                                        Spring in London – Just today…

After a long wait, sleepless nights because of the size of the mortgage and various delays in the building works, we finally moved to the Stuffed Cat’s house. It was a dream come true. I was home. Finally.
We found a dollhouse in the attic, as well as copies of old newspapers called “The Illustrated London News” and “The Graphic”.  Eight newspapers in total. The oldest one was dated Saturday, August the 28th, 1869 and the most recent one had been issued on Saturday, May the 4th, 1869.
History is a funny thing. We remember the main events of a life or a country’s history, or a period of time. But being face to face with the detailed reality of a week in 1869 is a completely different matter. It is difficult to reconcile it with the main headlines that we know about. It is a different perspective. Shall we have a closer look?
I am taking you to London, in August 1869. You have just given me five pence and are opening your weekend newspaper. The first sentence you read is “It is  a great convenience to newspapers that our men of science hold their annual festival in this, the dullest month of the year…”. Interesting. Who  knew? Now let’s move to the “Foreign and Colonial News”. You will be pleased to know that in France “The Emperor (Napoleon!) was sufficiently well to preside at the Council of Ministers yesterday.” In Turkey, “it seems that the preparations which are being  made in the capital for the reception of the Empress Eugenie are on a very imposing scale. Roads are being formed and districts improved entirely for the convenience of her Majesty.” At the same time, “In America, President Grant is visiting New Hampshire.”
The tone is a tiny bit patronising. The topic of the moment is the Spanish Revolution. A year ago, “the Spaniards had resolved on throwing off the yoke of a Sovereign whose personal good qualities had certainly not manifested themselves prior to the revolt”. “Spain is still in transition state”.” The Cortes (i.e., Spanish Parliament) was elected without any disturbance”, and “there were no margins to be left for wild patriots, eccentricities, or sham Brutuses of the French revolutionary type”. Ouch. That hurt.  So much for the Entente Cordiale.
But don’t forget the Special Grand Fireworks Next Monday, at Crystal Palace.
Let’s finish with the ads
“Bread-and-Milk Flour (for BABIES) is also excellent for Invalids and Ladies in Confinement (what is that?). To be had of Chemist and Grocer’s.”
“Those ladies who have not yet tried the GLENFIELD starch (The starch is a powder or spray used before ironing to stiffen fabric or clothing) are respectfully solicited to give it a trial, and carefully follow out the directions printed on every package.
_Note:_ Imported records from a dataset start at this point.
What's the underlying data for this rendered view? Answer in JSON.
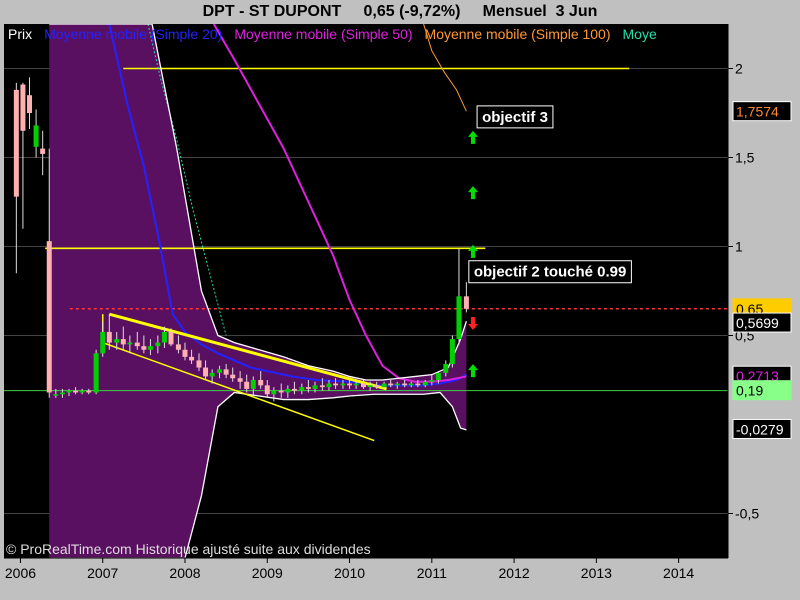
{
  "title": "DPT - ST DUPONT     0,65 (-9,72%)     Mensuel  3 Jun",
  "legend": [
    {
      "label": "Prix",
      "color": "#ffffff"
    },
    {
      "label": "Moyenne mobile (Simple 20)",
      "color": "#2222ff"
    },
    {
      "label": "Moyenne mobile (Simple 50)",
      "color": "#e020e0"
    },
    {
      "label": "Moyenne mobile (Simple 100)",
      "color": "#ff9933"
    },
    {
      "label": "Moye",
      "color": "#22ddaa"
    }
  ],
  "watermark": "© ProRealTime.com Historique ajusté suite aux dividendes",
  "annotations": {
    "objectif3": "objectif 3",
    "objectif2": "objectif 2   touché 0.99"
  },
  "colors": {
    "background": "#000000",
    "bollinger_fill": "#5a1060",
    "up_candle": "#00d000",
    "down_candle": "#ffb0b0",
    "trendline": "#ffff00",
    "current_price_line": "#ff3333",
    "support_line": "#44cc44"
  },
  "chart_data": {
    "type": "candlestick",
    "xlabel": "",
    "ylabel": "",
    "x_ticks": [
      "2006",
      "2007",
      "2008",
      "2009",
      "2010",
      "2011",
      "2012",
      "2013",
      "2014"
    ],
    "y_ticks": [
      "2",
      "1,5",
      "1",
      "0,5",
      "-0,5"
    ],
    "ylim": [
      -0.75,
      2.25
    ],
    "value_badges": [
      {
        "value": "1,7574",
        "bg": "#000000",
        "fg": "#ff8833",
        "border": "#ffffff"
      },
      {
        "value": "0,65",
        "bg": "#ffcc00",
        "fg": "#000000",
        "border": "#ffcc00"
      },
      {
        "value": "0,5699",
        "bg": "#000000",
        "fg": "#ffffff",
        "border": "#ffffff"
      },
      {
        "value": "0,2713",
        "bg": "#000000",
        "fg": "#e020e0",
        "border": "#ffffff"
      },
      {
        "value": "0,19",
        "bg": "#88ff88",
        "fg": "#000000",
        "border": "#88ff88"
      },
      {
        "value": "-0,0279",
        "bg": "#000000",
        "fg": "#ffffff",
        "border": "#ffffff"
      }
    ],
    "horizontal_levels": [
      {
        "name": "objectif 3 level",
        "y": 2.0,
        "x_from": 2007.25,
        "x_to": 2013.4
      },
      {
        "name": "objectif 2 level",
        "y": 0.99,
        "x_from": 2006.3,
        "x_to": 2011.65
      },
      {
        "name": "support",
        "y": 0.19,
        "x_from": 2005.8,
        "x_to": 2014.6
      },
      {
        "name": "current",
        "y": 0.65,
        "x_from": 2006.6,
        "x_to": 2014.6
      }
    ],
    "trendlines": [
      {
        "x1": 2007.08,
        "y1": 0.62,
        "x2": 2010.45,
        "y2": 0.2
      },
      {
        "x1": 2007.0,
        "y1": 0.46,
        "x2": 2010.3,
        "y2": -0.09
      },
      {
        "x1": 2007.0,
        "y1": 0.62,
        "x2": 2007.0,
        "y2": 0.46
      }
    ],
    "arrows": [
      {
        "x": 2011.5,
        "y": 1.61,
        "dir": "up"
      },
      {
        "x": 2011.5,
        "y": 0.97,
        "dir": "up"
      },
      {
        "x": 2011.5,
        "y": 0.3,
        "dir": "up"
      },
      {
        "x": 2011.5,
        "y": 1.3,
        "dir": "up"
      },
      {
        "x": 2011.5,
        "y": 0.57,
        "dir": "down"
      }
    ],
    "candles": [
      {
        "t": 2005.95,
        "o": 1.88,
        "h": 1.92,
        "l": 0.85,
        "c": 1.28
      },
      {
        "t": 2006.03,
        "o": 1.91,
        "h": 1.92,
        "l": 1.1,
        "c": 1.65
      },
      {
        "t": 2006.11,
        "o": 1.85,
        "h": 1.95,
        "l": 1.66,
        "c": 1.75
      },
      {
        "t": 2006.19,
        "o": 1.56,
        "h": 1.77,
        "l": 1.5,
        "c": 1.68
      },
      {
        "t": 2006.27,
        "o": 1.55,
        "h": 1.65,
        "l": 1.4,
        "c": 1.52
      },
      {
        "t": 2006.35,
        "o": 1.03,
        "h": 1.55,
        "l": 0.15,
        "c": 0.18
      },
      {
        "t": 2006.43,
        "o": 0.17,
        "h": 0.2,
        "l": 0.15,
        "c": 0.17
      },
      {
        "t": 2006.51,
        "o": 0.17,
        "h": 0.2,
        "l": 0.15,
        "c": 0.18
      },
      {
        "t": 2006.59,
        "o": 0.18,
        "h": 0.2,
        "l": 0.16,
        "c": 0.19
      },
      {
        "t": 2006.67,
        "o": 0.19,
        "h": 0.21,
        "l": 0.17,
        "c": 0.18
      },
      {
        "t": 2006.75,
        "o": 0.18,
        "h": 0.2,
        "l": 0.17,
        "c": 0.19
      },
      {
        "t": 2006.83,
        "o": 0.19,
        "h": 0.2,
        "l": 0.17,
        "c": 0.18
      },
      {
        "t": 2006.92,
        "o": 0.18,
        "h": 0.42,
        "l": 0.17,
        "c": 0.4
      },
      {
        "t": 2007.0,
        "o": 0.4,
        "h": 0.58,
        "l": 0.38,
        "c": 0.52
      },
      {
        "t": 2007.08,
        "o": 0.52,
        "h": 0.62,
        "l": 0.42,
        "c": 0.46
      },
      {
        "t": 2007.17,
        "o": 0.46,
        "h": 0.52,
        "l": 0.42,
        "c": 0.48
      },
      {
        "t": 2007.25,
        "o": 0.48,
        "h": 0.55,
        "l": 0.42,
        "c": 0.45
      },
      {
        "t": 2007.33,
        "o": 0.45,
        "h": 0.5,
        "l": 0.4,
        "c": 0.46
      },
      {
        "t": 2007.42,
        "o": 0.46,
        "h": 0.52,
        "l": 0.42,
        "c": 0.44
      },
      {
        "t": 2007.5,
        "o": 0.44,
        "h": 0.5,
        "l": 0.4,
        "c": 0.42
      },
      {
        "t": 2007.58,
        "o": 0.42,
        "h": 0.48,
        "l": 0.39,
        "c": 0.44
      },
      {
        "t": 2007.67,
        "o": 0.44,
        "h": 0.5,
        "l": 0.4,
        "c": 0.46
      },
      {
        "t": 2007.75,
        "o": 0.46,
        "h": 0.55,
        "l": 0.43,
        "c": 0.52
      },
      {
        "t": 2007.83,
        "o": 0.52,
        "h": 0.54,
        "l": 0.44,
        "c": 0.45
      },
      {
        "t": 2007.92,
        "o": 0.45,
        "h": 0.5,
        "l": 0.4,
        "c": 0.42
      },
      {
        "t": 2008.0,
        "o": 0.42,
        "h": 0.46,
        "l": 0.36,
        "c": 0.38
      },
      {
        "t": 2008.08,
        "o": 0.38,
        "h": 0.42,
        "l": 0.34,
        "c": 0.36
      },
      {
        "t": 2008.17,
        "o": 0.36,
        "h": 0.4,
        "l": 0.3,
        "c": 0.32
      },
      {
        "t": 2008.25,
        "o": 0.32,
        "h": 0.36,
        "l": 0.25,
        "c": 0.27
      },
      {
        "t": 2008.33,
        "o": 0.27,
        "h": 0.31,
        "l": 0.23,
        "c": 0.29
      },
      {
        "t": 2008.42,
        "o": 0.29,
        "h": 0.33,
        "l": 0.26,
        "c": 0.31
      },
      {
        "t": 2008.5,
        "o": 0.31,
        "h": 0.34,
        "l": 0.26,
        "c": 0.28
      },
      {
        "t": 2008.58,
        "o": 0.28,
        "h": 0.32,
        "l": 0.24,
        "c": 0.26
      },
      {
        "t": 2008.67,
        "o": 0.26,
        "h": 0.3,
        "l": 0.2,
        "c": 0.24
      },
      {
        "t": 2008.75,
        "o": 0.24,
        "h": 0.28,
        "l": 0.18,
        "c": 0.2
      },
      {
        "t": 2008.83,
        "o": 0.2,
        "h": 0.27,
        "l": 0.16,
        "c": 0.25
      },
      {
        "t": 2008.92,
        "o": 0.25,
        "h": 0.3,
        "l": 0.2,
        "c": 0.22
      },
      {
        "t": 2009.0,
        "o": 0.22,
        "h": 0.25,
        "l": 0.15,
        "c": 0.17
      },
      {
        "t": 2009.08,
        "o": 0.17,
        "h": 0.21,
        "l": 0.13,
        "c": 0.19
      },
      {
        "t": 2009.17,
        "o": 0.19,
        "h": 0.23,
        "l": 0.15,
        "c": 0.18
      },
      {
        "t": 2009.25,
        "o": 0.18,
        "h": 0.22,
        "l": 0.15,
        "c": 0.2
      },
      {
        "t": 2009.33,
        "o": 0.2,
        "h": 0.24,
        "l": 0.17,
        "c": 0.19
      },
      {
        "t": 2009.42,
        "o": 0.19,
        "h": 0.23,
        "l": 0.17,
        "c": 0.21
      },
      {
        "t": 2009.5,
        "o": 0.21,
        "h": 0.25,
        "l": 0.18,
        "c": 0.2
      },
      {
        "t": 2009.58,
        "o": 0.2,
        "h": 0.24,
        "l": 0.18,
        "c": 0.22
      },
      {
        "t": 2009.67,
        "o": 0.22,
        "h": 0.26,
        "l": 0.19,
        "c": 0.21
      },
      {
        "t": 2009.75,
        "o": 0.21,
        "h": 0.25,
        "l": 0.19,
        "c": 0.23
      },
      {
        "t": 2009.83,
        "o": 0.23,
        "h": 0.26,
        "l": 0.2,
        "c": 0.22
      },
      {
        "t": 2009.92,
        "o": 0.22,
        "h": 0.25,
        "l": 0.2,
        "c": 0.23
      },
      {
        "t": 2010.0,
        "o": 0.23,
        "h": 0.25,
        "l": 0.2,
        "c": 0.22
      },
      {
        "t": 2010.08,
        "o": 0.22,
        "h": 0.24,
        "l": 0.2,
        "c": 0.23
      },
      {
        "t": 2010.17,
        "o": 0.23,
        "h": 0.25,
        "l": 0.2,
        "c": 0.21
      },
      {
        "t": 2010.25,
        "o": 0.21,
        "h": 0.24,
        "l": 0.19,
        "c": 0.22
      },
      {
        "t": 2010.33,
        "o": 0.22,
        "h": 0.24,
        "l": 0.2,
        "c": 0.21
      },
      {
        "t": 2010.42,
        "o": 0.21,
        "h": 0.24,
        "l": 0.2,
        "c": 0.23
      },
      {
        "t": 2010.5,
        "o": 0.23,
        "h": 0.25,
        "l": 0.21,
        "c": 0.22
      },
      {
        "t": 2010.58,
        "o": 0.22,
        "h": 0.24,
        "l": 0.2,
        "c": 0.23
      },
      {
        "t": 2010.67,
        "o": 0.23,
        "h": 0.25,
        "l": 0.21,
        "c": 0.22
      },
      {
        "t": 2010.75,
        "o": 0.22,
        "h": 0.24,
        "l": 0.21,
        "c": 0.23
      },
      {
        "t": 2010.83,
        "o": 0.23,
        "h": 0.25,
        "l": 0.21,
        "c": 0.22
      },
      {
        "t": 2010.92,
        "o": 0.22,
        "h": 0.25,
        "l": 0.21,
        "c": 0.24
      },
      {
        "t": 2011.0,
        "o": 0.24,
        "h": 0.28,
        "l": 0.22,
        "c": 0.25
      },
      {
        "t": 2011.08,
        "o": 0.25,
        "h": 0.3,
        "l": 0.23,
        "c": 0.29
      },
      {
        "t": 2011.17,
        "o": 0.29,
        "h": 0.36,
        "l": 0.27,
        "c": 0.34
      },
      {
        "t": 2011.25,
        "o": 0.34,
        "h": 0.5,
        "l": 0.32,
        "c": 0.48
      },
      {
        "t": 2011.33,
        "o": 0.48,
        "h": 0.99,
        "l": 0.45,
        "c": 0.72
      },
      {
        "t": 2011.42,
        "o": 0.72,
        "h": 0.8,
        "l": 0.63,
        "c": 0.65
      }
    ],
    "series": [
      {
        "name": "Moyenne mobile (Simple 20)",
        "color": "#2222ff",
        "x": [
          2007.08,
          2007.3,
          2007.5,
          2007.7,
          2007.85,
          2008.0,
          2008.2,
          2008.4,
          2008.6,
          2008.8,
          2009.0,
          2009.3,
          2009.6,
          2010.0,
          2010.3,
          2010.6,
          2010.9,
          2011.1,
          2011.3,
          2011.42
        ],
        "values": [
          2.25,
          1.8,
          1.45,
          1.0,
          0.62,
          0.52,
          0.45,
          0.4,
          0.36,
          0.32,
          0.3,
          0.27,
          0.25,
          0.24,
          0.22,
          0.22,
          0.22,
          0.23,
          0.25,
          0.28
        ]
      },
      {
        "name": "Moyenne mobile (Simple 50)",
        "color": "#e020e0",
        "x": [
          2008.35,
          2008.6,
          2008.9,
          2009.2,
          2009.5,
          2009.8,
          2010.0,
          2010.2,
          2010.4,
          2010.6,
          2010.8,
          2011.0,
          2011.2,
          2011.42
        ],
        "values": [
          2.25,
          2.05,
          1.8,
          1.55,
          1.25,
          0.95,
          0.7,
          0.5,
          0.33,
          0.26,
          0.24,
          0.24,
          0.25,
          0.27
        ]
      },
      {
        "name": "Moyenne mobile (Simple 100)",
        "color": "#ff9933",
        "x": [
          2010.9,
          2011.0,
          2011.15,
          2011.3,
          2011.42
        ],
        "values": [
          2.25,
          2.1,
          1.98,
          1.88,
          1.76
        ]
      },
      {
        "name": "Moye",
        "color": "#22ddaa",
        "x": [
          2007.55,
          2007.7,
          2007.9,
          2008.1,
          2008.3,
          2008.5
        ],
        "values": [
          2.25,
          1.95,
          1.6,
          1.2,
          0.85,
          0.5
        ]
      },
      {
        "name": "Bollinger upper",
        "color": "#ffffff",
        "x": [
          2006.35,
          2006.5,
          2006.7,
          2006.85,
          2007.0,
          2007.3,
          2007.6,
          2007.9,
          2008.2,
          2008.4,
          2008.6,
          2008.9,
          2009.2,
          2009.5,
          2009.8,
          2010.0,
          2010.2,
          2010.4,
          2010.6,
          2010.8,
          2011.0,
          2011.2,
          2011.35,
          2011.42
        ],
        "values": [
          2.25,
          2.25,
          2.25,
          2.25,
          2.25,
          2.25,
          2.25,
          1.55,
          0.75,
          0.5,
          0.46,
          0.42,
          0.38,
          0.33,
          0.3,
          0.27,
          0.25,
          0.25,
          0.26,
          0.27,
          0.28,
          0.32,
          0.48,
          0.58
        ]
      },
      {
        "name": "Bollinger lower",
        "color": "#ffffff",
        "x": [
          2006.35,
          2006.5,
          2006.7,
          2006.85,
          2007.0,
          2007.2,
          2007.5,
          2007.8,
          2008.0,
          2008.2,
          2008.4,
          2008.6,
          2008.9,
          2009.2,
          2009.5,
          2009.8,
          2010.0,
          2010.3,
          2010.6,
          2010.9,
          2011.1,
          2011.25,
          2011.35,
          2011.42
        ],
        "values": [
          -0.75,
          -0.75,
          -0.75,
          -0.75,
          -0.75,
          -0.75,
          -0.75,
          -0.75,
          -0.75,
          -0.4,
          0.1,
          0.18,
          0.16,
          0.14,
          0.14,
          0.15,
          0.16,
          0.17,
          0.17,
          0.17,
          0.18,
          0.1,
          -0.02,
          -0.03
        ]
      }
    ]
  }
}
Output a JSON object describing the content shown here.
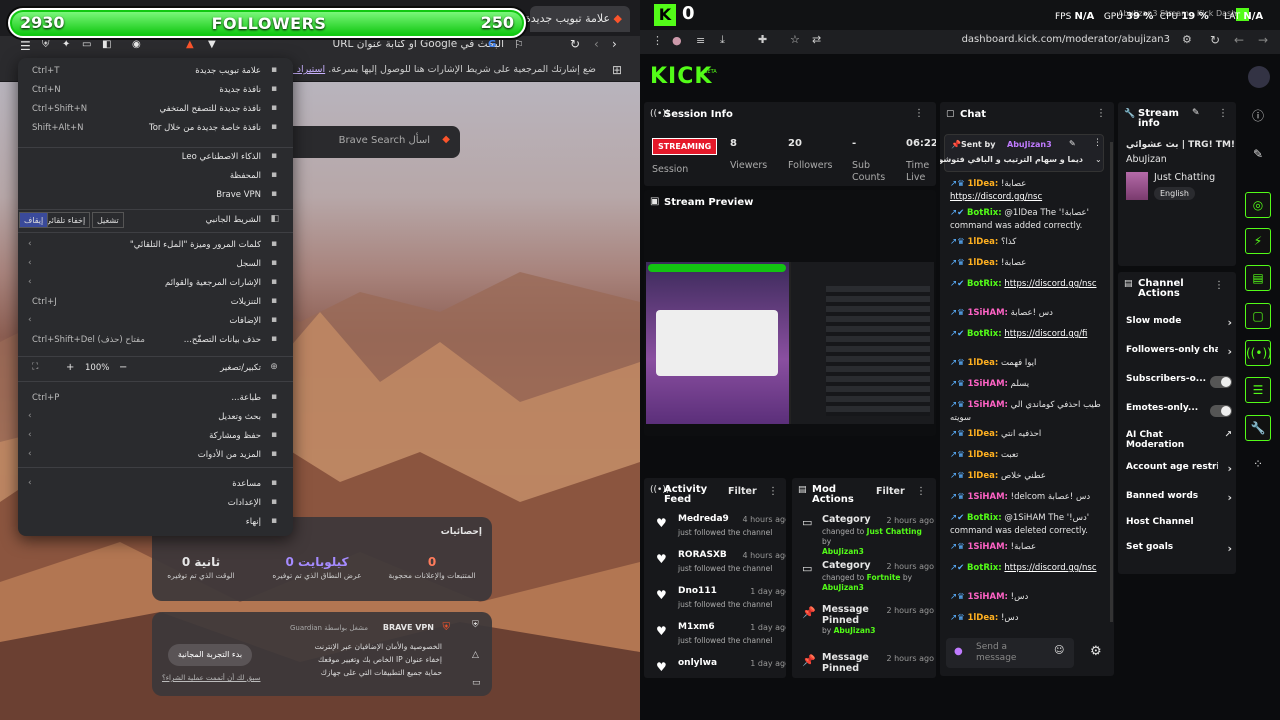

It is rather more difficult to make than other Starches; but, when this is overcome, they will say, like the Queen’s Laundress, that is the finest Starch they ever used.”
Have a nice week. I will see you on the 9th of October 1869.

Muriel – A French Yummy Mummy In London